# Directions for this task
Below are records. Count every line containing the word "heading" and give the number alone.

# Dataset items
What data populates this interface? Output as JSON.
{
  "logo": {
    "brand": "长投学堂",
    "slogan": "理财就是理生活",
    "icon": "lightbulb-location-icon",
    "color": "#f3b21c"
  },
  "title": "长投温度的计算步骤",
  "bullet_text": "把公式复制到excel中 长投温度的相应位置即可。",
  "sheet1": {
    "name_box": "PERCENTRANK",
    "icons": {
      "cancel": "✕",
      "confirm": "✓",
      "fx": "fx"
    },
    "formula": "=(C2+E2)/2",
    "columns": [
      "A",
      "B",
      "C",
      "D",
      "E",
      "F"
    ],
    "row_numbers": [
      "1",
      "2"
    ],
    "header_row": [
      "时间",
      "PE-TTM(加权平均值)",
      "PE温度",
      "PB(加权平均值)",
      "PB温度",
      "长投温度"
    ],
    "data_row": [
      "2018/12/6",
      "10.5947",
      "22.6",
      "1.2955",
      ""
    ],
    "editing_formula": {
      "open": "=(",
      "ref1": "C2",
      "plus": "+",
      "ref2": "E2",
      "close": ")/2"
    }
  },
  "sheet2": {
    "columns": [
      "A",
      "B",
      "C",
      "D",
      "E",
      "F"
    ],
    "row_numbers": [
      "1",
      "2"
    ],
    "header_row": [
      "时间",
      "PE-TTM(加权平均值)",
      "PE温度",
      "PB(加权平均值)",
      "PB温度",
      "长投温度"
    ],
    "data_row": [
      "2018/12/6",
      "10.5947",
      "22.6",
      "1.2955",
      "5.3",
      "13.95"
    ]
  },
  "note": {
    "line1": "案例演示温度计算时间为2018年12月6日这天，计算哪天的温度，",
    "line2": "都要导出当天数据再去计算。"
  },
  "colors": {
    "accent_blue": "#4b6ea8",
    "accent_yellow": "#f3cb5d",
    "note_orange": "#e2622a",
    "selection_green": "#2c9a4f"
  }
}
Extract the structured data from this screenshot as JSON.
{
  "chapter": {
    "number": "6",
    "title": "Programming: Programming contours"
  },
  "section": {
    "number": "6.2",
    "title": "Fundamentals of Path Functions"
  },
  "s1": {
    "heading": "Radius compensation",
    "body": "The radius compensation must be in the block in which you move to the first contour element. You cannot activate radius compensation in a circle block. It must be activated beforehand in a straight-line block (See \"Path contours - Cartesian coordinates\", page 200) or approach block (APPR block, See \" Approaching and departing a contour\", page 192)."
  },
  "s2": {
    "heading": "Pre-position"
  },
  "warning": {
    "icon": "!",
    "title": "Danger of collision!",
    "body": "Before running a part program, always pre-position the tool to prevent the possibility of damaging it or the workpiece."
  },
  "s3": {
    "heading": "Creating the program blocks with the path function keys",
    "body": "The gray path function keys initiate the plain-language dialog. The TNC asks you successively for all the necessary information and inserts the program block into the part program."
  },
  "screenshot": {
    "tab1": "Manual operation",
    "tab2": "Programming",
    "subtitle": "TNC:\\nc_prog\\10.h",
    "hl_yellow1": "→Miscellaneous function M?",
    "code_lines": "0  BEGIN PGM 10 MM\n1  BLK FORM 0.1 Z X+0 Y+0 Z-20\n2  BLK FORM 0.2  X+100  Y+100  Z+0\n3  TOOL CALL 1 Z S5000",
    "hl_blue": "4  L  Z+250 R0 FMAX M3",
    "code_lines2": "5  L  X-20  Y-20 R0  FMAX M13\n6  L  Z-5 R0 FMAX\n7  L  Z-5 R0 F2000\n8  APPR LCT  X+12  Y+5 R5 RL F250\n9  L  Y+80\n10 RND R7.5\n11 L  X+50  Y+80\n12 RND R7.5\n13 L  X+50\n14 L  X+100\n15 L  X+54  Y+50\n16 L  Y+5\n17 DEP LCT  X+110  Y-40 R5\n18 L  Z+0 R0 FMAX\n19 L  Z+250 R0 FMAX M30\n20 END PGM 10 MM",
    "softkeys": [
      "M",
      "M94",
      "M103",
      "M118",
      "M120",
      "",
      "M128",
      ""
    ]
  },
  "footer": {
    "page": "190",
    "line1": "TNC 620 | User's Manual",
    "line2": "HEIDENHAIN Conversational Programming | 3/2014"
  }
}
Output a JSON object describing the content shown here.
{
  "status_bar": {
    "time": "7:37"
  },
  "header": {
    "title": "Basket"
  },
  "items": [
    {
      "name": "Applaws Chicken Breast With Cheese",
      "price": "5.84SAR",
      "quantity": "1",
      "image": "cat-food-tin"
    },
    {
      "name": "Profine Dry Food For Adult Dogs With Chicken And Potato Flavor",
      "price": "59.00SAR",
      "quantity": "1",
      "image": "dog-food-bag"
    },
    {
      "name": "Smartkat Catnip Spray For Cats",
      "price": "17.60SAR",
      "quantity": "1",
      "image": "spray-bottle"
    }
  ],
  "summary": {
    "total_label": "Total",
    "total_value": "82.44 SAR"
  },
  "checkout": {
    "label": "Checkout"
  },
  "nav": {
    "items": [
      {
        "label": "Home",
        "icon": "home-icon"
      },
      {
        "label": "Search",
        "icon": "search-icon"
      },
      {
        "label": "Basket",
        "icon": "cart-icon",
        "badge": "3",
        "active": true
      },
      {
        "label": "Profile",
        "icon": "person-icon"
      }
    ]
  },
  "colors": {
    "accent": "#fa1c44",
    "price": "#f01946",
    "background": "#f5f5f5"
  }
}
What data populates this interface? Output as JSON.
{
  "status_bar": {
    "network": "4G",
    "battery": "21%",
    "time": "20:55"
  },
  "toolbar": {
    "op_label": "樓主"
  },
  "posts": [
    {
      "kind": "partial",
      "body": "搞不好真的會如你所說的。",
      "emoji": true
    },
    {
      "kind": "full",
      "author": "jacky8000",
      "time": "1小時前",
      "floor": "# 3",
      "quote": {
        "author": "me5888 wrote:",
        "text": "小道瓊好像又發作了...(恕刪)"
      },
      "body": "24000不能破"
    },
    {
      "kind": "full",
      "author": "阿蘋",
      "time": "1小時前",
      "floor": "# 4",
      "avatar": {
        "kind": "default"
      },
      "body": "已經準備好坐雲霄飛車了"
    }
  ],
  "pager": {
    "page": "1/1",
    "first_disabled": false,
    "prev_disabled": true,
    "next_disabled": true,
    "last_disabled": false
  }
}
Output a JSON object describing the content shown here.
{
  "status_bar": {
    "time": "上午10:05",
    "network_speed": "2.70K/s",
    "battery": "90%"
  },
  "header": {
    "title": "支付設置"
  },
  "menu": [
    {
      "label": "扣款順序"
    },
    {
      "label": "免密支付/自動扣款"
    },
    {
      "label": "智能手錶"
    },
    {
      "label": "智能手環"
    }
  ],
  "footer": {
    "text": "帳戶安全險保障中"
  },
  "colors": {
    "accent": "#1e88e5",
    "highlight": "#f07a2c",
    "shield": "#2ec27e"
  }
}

# Exercise response
3